Records from a collection
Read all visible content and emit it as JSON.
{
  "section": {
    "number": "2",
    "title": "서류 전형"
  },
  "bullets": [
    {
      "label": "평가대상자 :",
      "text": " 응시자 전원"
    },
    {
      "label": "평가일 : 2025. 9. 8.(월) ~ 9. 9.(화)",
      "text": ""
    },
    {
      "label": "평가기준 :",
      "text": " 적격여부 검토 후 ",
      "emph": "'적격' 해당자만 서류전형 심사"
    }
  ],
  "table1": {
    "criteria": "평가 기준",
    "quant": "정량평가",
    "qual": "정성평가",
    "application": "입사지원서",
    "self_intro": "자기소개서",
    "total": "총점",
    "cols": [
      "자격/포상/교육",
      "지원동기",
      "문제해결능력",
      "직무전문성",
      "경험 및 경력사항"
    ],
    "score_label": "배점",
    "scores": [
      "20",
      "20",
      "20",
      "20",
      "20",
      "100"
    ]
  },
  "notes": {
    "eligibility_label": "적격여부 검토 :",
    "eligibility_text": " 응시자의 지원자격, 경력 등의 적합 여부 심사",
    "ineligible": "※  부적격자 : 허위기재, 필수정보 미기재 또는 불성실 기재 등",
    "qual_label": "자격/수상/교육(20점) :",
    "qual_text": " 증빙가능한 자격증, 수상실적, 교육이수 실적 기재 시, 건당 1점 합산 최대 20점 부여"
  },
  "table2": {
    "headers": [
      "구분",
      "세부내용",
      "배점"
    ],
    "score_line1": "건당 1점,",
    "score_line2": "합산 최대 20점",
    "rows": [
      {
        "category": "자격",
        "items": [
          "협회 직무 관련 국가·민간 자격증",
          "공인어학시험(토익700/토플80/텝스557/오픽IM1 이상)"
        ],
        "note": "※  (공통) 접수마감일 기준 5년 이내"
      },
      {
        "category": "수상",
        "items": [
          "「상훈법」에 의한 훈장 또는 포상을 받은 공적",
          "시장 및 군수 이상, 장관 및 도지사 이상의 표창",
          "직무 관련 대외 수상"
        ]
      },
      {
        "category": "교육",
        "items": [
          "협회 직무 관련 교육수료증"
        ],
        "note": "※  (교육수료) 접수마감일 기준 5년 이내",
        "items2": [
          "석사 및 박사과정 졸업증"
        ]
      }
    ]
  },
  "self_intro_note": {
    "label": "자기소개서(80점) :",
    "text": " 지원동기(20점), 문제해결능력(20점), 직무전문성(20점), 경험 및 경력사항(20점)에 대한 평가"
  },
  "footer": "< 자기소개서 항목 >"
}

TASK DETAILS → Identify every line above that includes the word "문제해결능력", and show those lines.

EXPECTED ANSWER →
      "문제해결능력",
    "text": " 지원동기(20점), 문제해결능력(20점), 직무전문성(20점), 경험 및 경력사항(20점)에 대한 평가"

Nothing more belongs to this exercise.